Segment Start: Materials provided

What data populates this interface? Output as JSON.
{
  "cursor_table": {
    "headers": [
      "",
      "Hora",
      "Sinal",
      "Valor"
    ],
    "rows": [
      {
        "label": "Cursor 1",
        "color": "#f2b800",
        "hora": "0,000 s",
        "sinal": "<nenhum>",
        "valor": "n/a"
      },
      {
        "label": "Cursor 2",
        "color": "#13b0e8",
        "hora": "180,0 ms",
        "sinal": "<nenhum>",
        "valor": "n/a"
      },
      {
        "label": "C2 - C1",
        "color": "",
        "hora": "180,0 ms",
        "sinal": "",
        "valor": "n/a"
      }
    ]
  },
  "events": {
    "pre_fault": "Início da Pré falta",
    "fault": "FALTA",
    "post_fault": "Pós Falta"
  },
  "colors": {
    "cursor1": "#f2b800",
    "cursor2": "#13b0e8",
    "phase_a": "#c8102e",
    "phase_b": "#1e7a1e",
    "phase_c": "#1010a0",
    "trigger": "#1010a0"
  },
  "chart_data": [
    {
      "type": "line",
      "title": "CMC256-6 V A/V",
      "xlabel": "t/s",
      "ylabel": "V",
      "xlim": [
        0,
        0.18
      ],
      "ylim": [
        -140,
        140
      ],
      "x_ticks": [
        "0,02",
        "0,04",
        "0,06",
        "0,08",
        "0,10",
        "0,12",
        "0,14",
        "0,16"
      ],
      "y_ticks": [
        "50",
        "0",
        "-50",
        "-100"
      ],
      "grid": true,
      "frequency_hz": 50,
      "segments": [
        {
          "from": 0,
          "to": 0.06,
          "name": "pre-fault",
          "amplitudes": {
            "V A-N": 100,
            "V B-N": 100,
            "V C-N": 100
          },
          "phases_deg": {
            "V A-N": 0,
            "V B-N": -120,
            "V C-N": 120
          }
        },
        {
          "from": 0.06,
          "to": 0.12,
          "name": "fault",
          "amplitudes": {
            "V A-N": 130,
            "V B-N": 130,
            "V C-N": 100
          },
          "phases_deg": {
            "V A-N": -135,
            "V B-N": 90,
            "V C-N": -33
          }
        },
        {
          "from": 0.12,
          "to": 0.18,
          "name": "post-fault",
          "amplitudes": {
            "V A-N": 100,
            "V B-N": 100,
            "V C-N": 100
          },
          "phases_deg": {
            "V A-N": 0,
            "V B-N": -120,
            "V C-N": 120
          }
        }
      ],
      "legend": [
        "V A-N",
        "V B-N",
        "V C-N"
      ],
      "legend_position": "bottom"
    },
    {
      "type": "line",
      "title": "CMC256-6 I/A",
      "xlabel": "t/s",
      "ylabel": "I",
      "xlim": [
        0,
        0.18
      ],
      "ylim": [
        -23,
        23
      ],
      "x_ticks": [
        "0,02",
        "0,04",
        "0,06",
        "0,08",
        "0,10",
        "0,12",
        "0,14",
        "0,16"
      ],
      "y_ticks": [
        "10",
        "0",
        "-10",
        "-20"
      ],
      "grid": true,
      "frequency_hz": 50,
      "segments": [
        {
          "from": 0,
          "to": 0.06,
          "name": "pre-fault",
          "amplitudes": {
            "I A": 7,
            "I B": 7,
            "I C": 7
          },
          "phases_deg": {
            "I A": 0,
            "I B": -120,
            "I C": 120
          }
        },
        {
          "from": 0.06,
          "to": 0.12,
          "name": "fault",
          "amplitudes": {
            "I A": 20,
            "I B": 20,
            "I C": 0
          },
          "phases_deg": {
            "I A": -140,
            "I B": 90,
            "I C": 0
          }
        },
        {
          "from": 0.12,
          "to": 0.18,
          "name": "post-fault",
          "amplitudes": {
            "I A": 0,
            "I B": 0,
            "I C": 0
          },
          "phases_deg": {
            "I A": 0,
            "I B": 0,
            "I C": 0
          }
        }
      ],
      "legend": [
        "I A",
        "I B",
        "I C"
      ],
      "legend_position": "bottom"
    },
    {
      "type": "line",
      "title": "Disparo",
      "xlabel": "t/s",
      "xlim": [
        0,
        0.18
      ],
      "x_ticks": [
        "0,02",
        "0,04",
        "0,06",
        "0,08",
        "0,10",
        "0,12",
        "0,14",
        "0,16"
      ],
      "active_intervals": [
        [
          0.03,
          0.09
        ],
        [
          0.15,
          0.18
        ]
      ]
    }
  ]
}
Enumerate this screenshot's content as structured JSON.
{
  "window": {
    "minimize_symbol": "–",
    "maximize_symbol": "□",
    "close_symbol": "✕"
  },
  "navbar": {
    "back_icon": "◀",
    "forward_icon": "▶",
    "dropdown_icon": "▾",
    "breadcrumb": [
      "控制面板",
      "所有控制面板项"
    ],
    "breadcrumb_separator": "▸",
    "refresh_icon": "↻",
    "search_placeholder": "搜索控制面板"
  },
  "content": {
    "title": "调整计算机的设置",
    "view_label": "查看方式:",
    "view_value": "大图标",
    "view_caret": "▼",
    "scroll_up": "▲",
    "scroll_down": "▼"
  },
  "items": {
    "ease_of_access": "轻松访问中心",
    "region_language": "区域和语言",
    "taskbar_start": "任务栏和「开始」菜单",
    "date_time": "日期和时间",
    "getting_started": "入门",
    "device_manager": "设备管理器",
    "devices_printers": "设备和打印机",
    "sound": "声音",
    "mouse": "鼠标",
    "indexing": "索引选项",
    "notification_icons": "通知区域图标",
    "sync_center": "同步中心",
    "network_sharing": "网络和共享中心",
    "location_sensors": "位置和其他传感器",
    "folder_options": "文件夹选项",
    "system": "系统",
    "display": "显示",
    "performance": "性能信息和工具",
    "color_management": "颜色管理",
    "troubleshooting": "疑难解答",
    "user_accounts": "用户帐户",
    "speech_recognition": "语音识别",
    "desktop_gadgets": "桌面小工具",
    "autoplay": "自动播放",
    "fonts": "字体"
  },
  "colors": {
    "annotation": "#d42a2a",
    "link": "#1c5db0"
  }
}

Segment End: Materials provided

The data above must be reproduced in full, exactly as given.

**Response to the task:**
What data populates this interface? Output as JSON.
{
  "cursor_table": {
    "headers": [
      "",
      "Hora",
      "Sinal",
      "Valor"
    ],
    "rows": [
      {
        "label": "Cursor 1",
        "color": "#f2b800",
        "hora": "0,000 s",
        "sinal": "<nenhum>",
        "valor": "n/a"
      },
      {
        "label": "Cursor 2",
        "color": "#13b0e8",
        "hora": "180,0 ms",
        "sinal": "<nenhum>",
        "valor": "n/a"
      },
      {
        "label": "C2 - C1",
        "color": "",
        "hora": "180,0 ms",
        "sinal": "",
        "valor": "n/a"
      }
    ]
  },
  "events": {
    "pre_fault": "Início da Pré falta",
    "fault": "FALTA",
    "post_fault": "Pós Falta"
  },
  "colors": {
    "cursor1": "#f2b800",
    "cursor2": "#13b0e8",
    "phase_a": "#c8102e",
    "phase_b": "#1e7a1e",
    "phase_c": "#1010a0",
    "trigger": "#1010a0"
  },
  "chart_data": [
    {
      "type": "line",
      "title": "CMC256-6 V A/V",
      "xlabel": "t/s",
      "ylabel": "V",
      "xlim": [
        0,
        0.18
      ],
      "ylim": [
        -140,
        140
      ],
      "x_ticks": [
        "0,02",
        "0,04",
        "0,06",
        "0,08",
        "0,10",
        "0,12",
        "0,14",
        "0,16"
      ],
      "y_ticks": [
        "50",
        "0",
        "-50",
        "-100"
      ],
      "grid": true,
      "frequency_hz": 50,
      "segments": [
        {
          "from": 0,
          "to": 0.06,
          "name": "pre-fault",
          "amplitudes": {
            "V A-N": 100,
            "V B-N": 100,
            "V C-N": 100
          },
          "phases_deg": {
            "V A-N": 0,
            "V B-N": -120,
            "V C-N": 120
          }
        },
        {
          "from": 0.06,
          "to": 0.12,
          "name": "fault",
          "amplitudes": {
            "V A-N": 130,
            "V B-N": 130,
            "V C-N": 100
          },
          "phases_deg": {
            "V A-N": -135,
            "V B-N": 90,
            "V C-N": -33
          }
        },
        {
          "from": 0.12,
          "to": 0.18,
          "name": "post-fault",
          "amplitudes": {
            "V A-N": 100,
            "V B-N": 100,
            "V C-N": 100
          },
          "phases_deg": {
            "V A-N": 0,
            "V B-N": -120,
            "V C-N": 120
          }
        }
      ],
      "legend": [
        "V A-N",
        "V B-N",
        "V C-N"
      ],
      "legend_position": "bottom"
    },
    {
      "type": "line",
      "title": "CMC256-6 I/A",
      "xlabel": "t/s",
      "ylabel": "I",
      "xlim": [
        0,
        0.18
      ],
      "ylim": [
        -23,
        23
      ],
      "x_ticks": [
        "0,02",
        "0,04",
        "0,06",
        "0,08",
        "0,10",
        "0,12",
        "0,14",
        "0,16"
      ],
      "y_ticks": [
        "10",
        "0",
        "-10",
        "-20"
      ],
      "grid": true,
      "frequency_hz": 50,
      "segments": [
        {
          "from": 0,
          "to": 0.06,
          "name": "pre-fault",
          "amplitudes": {
            "I A": 7,
            "I B": 7,
            "I C": 7
          },
          "phases_deg": {
            "I A": 0,
            "I B": -120,
            "I C": 120
          }
        },
        {
          "from": 0.06,
          "to": 0.12,
          "name": "fault",
          "amplitudes": {
            "I A": 20,
            "I B": 20,
            "I C": 0
          },
          "phases_deg": {
            "I A": -140,
            "I B": 90,
            "I C": 0
          }
        },
        {
          "from": 0.12,
          "to": 0.18,
          "name": "post-fault",
          "amplitudes": {
            "I A": 0,
            "I B": 0,
            "I C": 0
          },
          "phases_deg": {
            "I A": 0,
            "I B": 0,
            "I C": 0
          }
        }
      ],
      "legend": [
        "I A",
        "I B",
        "I C"
      ],
      "legend_position": "bottom"
    },
    {
      "type": "line",
      "title": "Disparo",
      "xlabel": "t/s",
      "xlim": [
        0,
        0.18
      ],
      "x_ticks": [
        "0,02",
        "0,04",
        "0,06",
        "0,08",
        "0,10",
        "0,12",
        "0,14",
        "0,16"
      ],
      "active_intervals": [
        [
          0.03,
          0.09
        ],
        [
          0.15,
          0.18
        ]
      ]
    }
  ]
}
Enumerate this screenshot's content as structured JSON.
{
  "window": {
    "minimize_symbol": "–",
    "maximize_symbol": "□",
    "close_symbol": "✕"
  },
  "navbar": {
    "back_icon": "◀",
    "forward_icon": "▶",
    "dropdown_icon": "▾",
    "breadcrumb": [
      "控制面板",
      "所有控制面板项"
    ],
    "breadcrumb_separator": "▸",
    "refresh_icon": "↻",
    "search_placeholder": "搜索控制面板"
  },
  "content": {
    "title": "调整计算机的设置",
    "view_label": "查看方式:",
    "view_value": "大图标",
    "view_caret": "▼",
    "scroll_up": "▲",
    "scroll_down": "▼"
  },
  "items": {
    "ease_of_access": "轻松访问中心",
    "region_language": "区域和语言",
    "taskbar_start": "任务栏和「开始」菜单",
    "date_time": "日期和时间",
    "getting_started": "入门",
    "device_manager": "设备管理器",
    "devices_printers": "设备和打印机",
    "sound": "声音",
    "mouse": "鼠标",
    "indexing": "索引选项",
    "notification_icons": "通知区域图标",
    "sync_center": "同步中心",
    "network_sharing": "网络和共享中心",
    "location_sensors": "位置和其他传感器",
    "folder_options": "文件夹选项",
    "system": "系统",
    "display": "显示",
    "performance": "性能信息和工具",
    "color_management": "颜色管理",
    "troubleshooting": "疑难解答",
    "user_accounts": "用户帐户",
    "speech_recognition": "语音识别",
    "desktop_gadgets": "桌面小工具",
    "autoplay": "自动播放",
    "fonts": "字体"
  },
  "colors": {
    "annotation": "#d42a2a",
    "link": "#1c5db0"
  }
}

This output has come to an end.